customer = np.array([10, 20, 30]) # the customer's wallet
valuation_a = np.array([1, 1, 1]) # the first vendor's valuation
valuation_b = np.array([1, 1, 2]) # the second vendor's valuation

price = 5 # the price charged by both the first and second vendor

# the cost when the customer pays each vendor
cost_a = price * (customer / customer.dot(valuation_a))
cost_b = price * (customer / customer.dot(valuation_b))
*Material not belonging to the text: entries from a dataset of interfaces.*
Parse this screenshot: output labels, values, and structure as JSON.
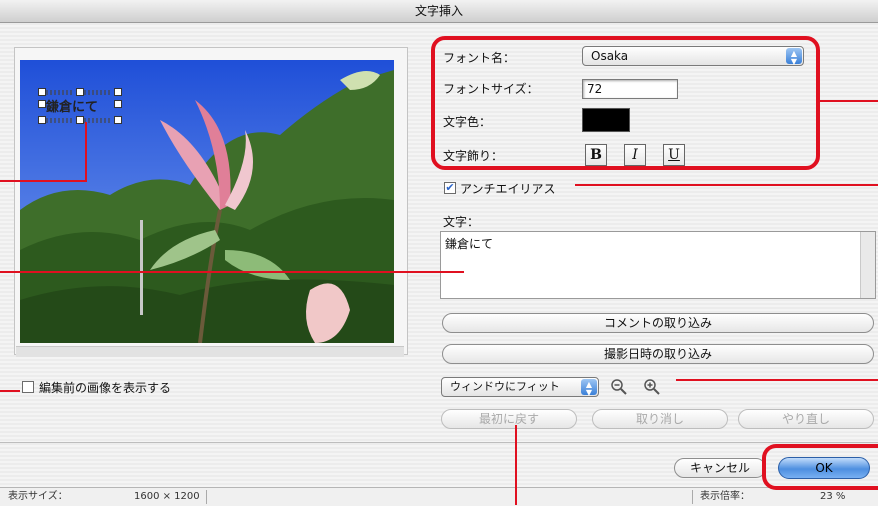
{
  "window": {
    "title": "文字挿入"
  },
  "preview": {
    "overlay_text": "鎌倉にて",
    "show_original_label": "編集前の画像を表示する",
    "show_original_checked": false
  },
  "font": {
    "name_label": "フォント名：",
    "name_value": "Osaka",
    "size_label": "フォントサイズ：",
    "size_value": "72",
    "color_label": "文字色：",
    "color_value": "#000000",
    "style_label": "文字飾り：",
    "bold": "B",
    "italic": "I",
    "underline": "U"
  },
  "antialias": {
    "label": "アンチエイリアス",
    "checked": true
  },
  "text": {
    "label": "文字：",
    "value": "鎌倉にて"
  },
  "buttons": {
    "import_comment": "コメントの取り込み",
    "import_date": "撮影日時の取り込み",
    "revert": "最初に戻す",
    "undo": "取り消し",
    "redo": "やり直し",
    "cancel": "キャンセル",
    "ok": "OK"
  },
  "zoom": {
    "fit_value": "ウィンドウにフィット",
    "zoom_out_icon": "zoom-out-icon",
    "zoom_in_icon": "zoom-in-icon"
  },
  "status": {
    "size_label": "表示サイズ：",
    "size_value": "1600 × 1200",
    "zoom_label": "表示倍率：",
    "zoom_value": "23 %"
  },
  "colors": {
    "annotation_red": "#e01020",
    "default_button": "#4e8fe0"
  }
}
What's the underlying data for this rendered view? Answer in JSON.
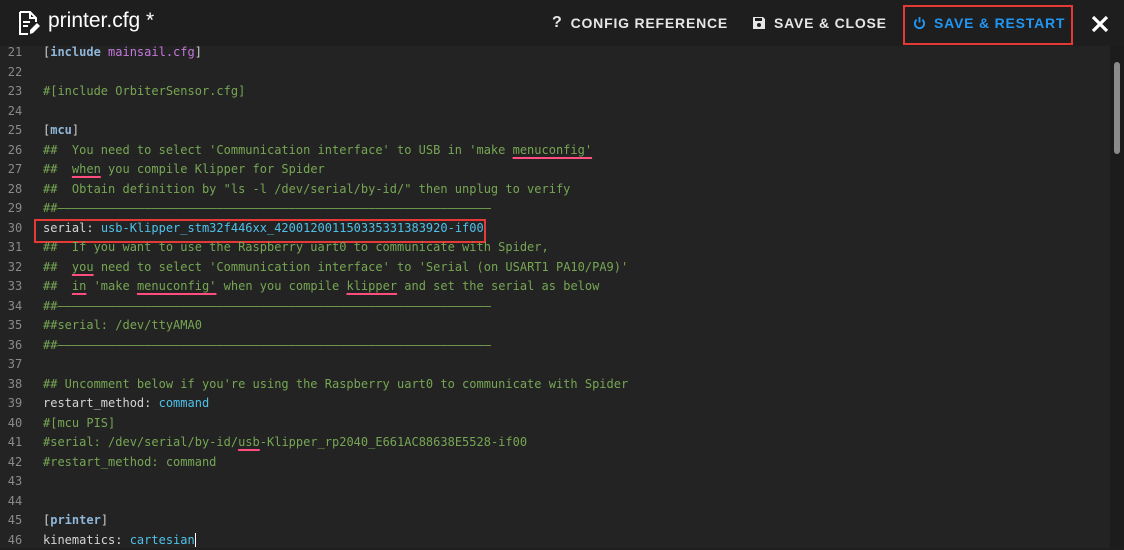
{
  "header": {
    "title": "printer.cfg *",
    "config_reference_label": "CONFIG REFERENCE",
    "save_close_label": "SAVE & CLOSE",
    "save_restart_label": "SAVE & RESTART"
  },
  "editor": {
    "lines": [
      {
        "n": "21",
        "parts": [
          [
            "bracket",
            "["
          ],
          [
            "section",
            "include"
          ],
          [
            "str",
            " mainsail.cfg"
          ],
          [
            "bracket",
            "]"
          ]
        ]
      },
      {
        "n": "22",
        "parts": []
      },
      {
        "n": "23",
        "parts": [
          [
            "comment",
            "#[include OrbiterSensor.cfg]"
          ]
        ]
      },
      {
        "n": "24",
        "parts": []
      },
      {
        "n": "25",
        "parts": [
          [
            "bracket",
            "["
          ],
          [
            "section",
            "mcu"
          ],
          [
            "bracket",
            "]"
          ]
        ]
      },
      {
        "n": "26",
        "parts": [
          [
            "comment",
            "##  You need to select 'Communication interface' to USB in 'make "
          ],
          [
            "commentsp",
            "menuconfig'"
          ]
        ]
      },
      {
        "n": "27",
        "parts": [
          [
            "comment",
            "##  "
          ],
          [
            "commentsp",
            "when"
          ],
          [
            "comment",
            " you compile Klipper for Spider"
          ]
        ]
      },
      {
        "n": "28",
        "parts": [
          [
            "comment",
            "##  Obtain definition by \"ls -l /dev/serial/by-id/\" then unplug to verify"
          ]
        ]
      },
      {
        "n": "29",
        "parts": [
          [
            "comment",
            "##————————————————————————————————————————————————————————————"
          ]
        ]
      },
      {
        "n": "30",
        "parts": [
          [
            "key",
            "serial"
          ],
          [
            "key",
            ": "
          ],
          [
            "val",
            "usb-Klipper_stm32f446xx_4200120011503353313839 20-if00"
          ]
        ]
      },
      {
        "n": "31",
        "parts": [
          [
            "comment",
            "##  If you want to use the Raspberry uart0 to communicate with Spider,"
          ]
        ]
      },
      {
        "n": "32",
        "parts": [
          [
            "comment",
            "##  "
          ],
          [
            "commentsp",
            "you"
          ],
          [
            "comment",
            " need to select 'Communication interface' to 'Serial (on USART1 PA10/PA9)'"
          ]
        ]
      },
      {
        "n": "33",
        "parts": [
          [
            "comment",
            "##  "
          ],
          [
            "commentsp",
            "in"
          ],
          [
            "comment",
            " 'make "
          ],
          [
            "commentsp",
            "menuconfig'"
          ],
          [
            "comment",
            " when you compile "
          ],
          [
            "commentsp",
            "klipper"
          ],
          [
            "comment",
            " and set the serial as below"
          ]
        ]
      },
      {
        "n": "34",
        "parts": [
          [
            "comment",
            "##————————————————————————————————————————————————————————————"
          ]
        ]
      },
      {
        "n": "35",
        "parts": [
          [
            "comment",
            "##serial: /dev/ttyAMA0"
          ]
        ]
      },
      {
        "n": "36",
        "parts": [
          [
            "comment",
            "##————————————————————————————————————————————————————————————"
          ]
        ]
      },
      {
        "n": "37",
        "parts": []
      },
      {
        "n": "38",
        "parts": [
          [
            "comment",
            "## Uncomment below if you're using the Raspberry uart0 to communicate with Spider"
          ]
        ]
      },
      {
        "n": "39",
        "parts": [
          [
            "key",
            "restart_method"
          ],
          [
            "key",
            ": "
          ],
          [
            "val",
            "command"
          ]
        ]
      },
      {
        "n": "40",
        "parts": [
          [
            "comment",
            "#[mcu PIS]"
          ]
        ]
      },
      {
        "n": "41",
        "parts": [
          [
            "comment",
            "#serial: /dev/serial/by-id/"
          ],
          [
            "commentsp",
            "usb"
          ],
          [
            "comment",
            "-Klipper_rp2040_E661AC88638E5528-if00"
          ]
        ]
      },
      {
        "n": "42",
        "parts": [
          [
            "comment",
            "#restart_method: command"
          ]
        ]
      },
      {
        "n": "43",
        "parts": []
      },
      {
        "n": "44",
        "parts": []
      },
      {
        "n": "45",
        "parts": [
          [
            "bracket",
            "["
          ],
          [
            "section",
            "printer"
          ],
          [
            "bracket",
            "]"
          ]
        ]
      },
      {
        "n": "46",
        "parts": [
          [
            "key",
            "kinematics"
          ],
          [
            "key",
            ": "
          ],
          [
            "val",
            "cartesian"
          ]
        ]
      }
    ]
  }
}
print(cost_a, cost_b)
# output:
# [0.83333333 1.66666667 2.5 ] [0.55555556 1.11111111 1.66666667]
# showing that it's cheaper to pay the second vendor
It’s possible to then recognize that this simple payment method dissolves the Keynesian Beauty Contest that normally restricts economies to allowing only one currency with purchasing power; an index wallet economy is capable of transacting in multiple currencies because, no matter how uncommon, every player knows that what they receive they’ll be able to later transfer.
This property opens up a new game space for currency price discovery. Rather than exchange rate determination based on buy and sell orders in a currency market, prices are found through the interaction between customers and vendors in the retail market. Currency denominations become vehicles for preference expression where vendors feel an incentive to highly value those currencies that have high perfusion in their economic context.
In other words, as more members in a local economy hold and value a particular currency, it will feel more expensive to buy from those vendors that don’t also value that currency at a similar level. This begins to exert an economic pressure on the nonparticipating vendor as the elevation of price causes their regular customers to begin to buy less or buy elsewhere, thereby giving the vendor a private incentive to raise their valuation of the currency to retain them. The increase in valuation among locals manifests for the vendor as an increase in the monetary base, causing the experience of taxation through inflation. This means that those in social proximity to the public good benefit the most by paying taxes toward it, this can be thought of as a means of addressing the free-rider problem.
This dynamic becomes most interesting in the context of public goods funding. If anyone can mint a new currency and add it to their wallet, which of those new currencies are likely to accrue social value? One hypothesis is that those currencies associated with supporting a good that is beneficial to many members of a community would more easily accrue elevated valuations than ones that do not. If this assumption holds it would imply that a community transacting in index payments could use a process of social computation to discover which goods are public goods meriting collective support. One might predict this would result in a more entrepreneurial provision of public goods in lieu of the typical top-down political process of tax dollar allocation.
In summary, index wallets are a simple payment mechanism that constrains how a wallet can transact such that it always pays with a proportion of the held currency. Within the boundaries of a community that adopts this payment mechanism it becomes possible to transact with multiple currencies, rather than needing to convert in and out of a single local money in order to buy goods. This additional dimension of economic expression opens up a new game space wherein retail transactions can represent not only an expression of private preferences, but also collective preferences, potentially resulting in a new dynamic of public goods founded by entrepreneurial activity and funded bottom-up.
For a more story-based exploration of the use of index wallets to fund public goods, as well as frequently asked questions and those currently being explored, see .
For a slightly more methodical treatment of the mechanism and a discussion of its possible wealth equalizing properties, see .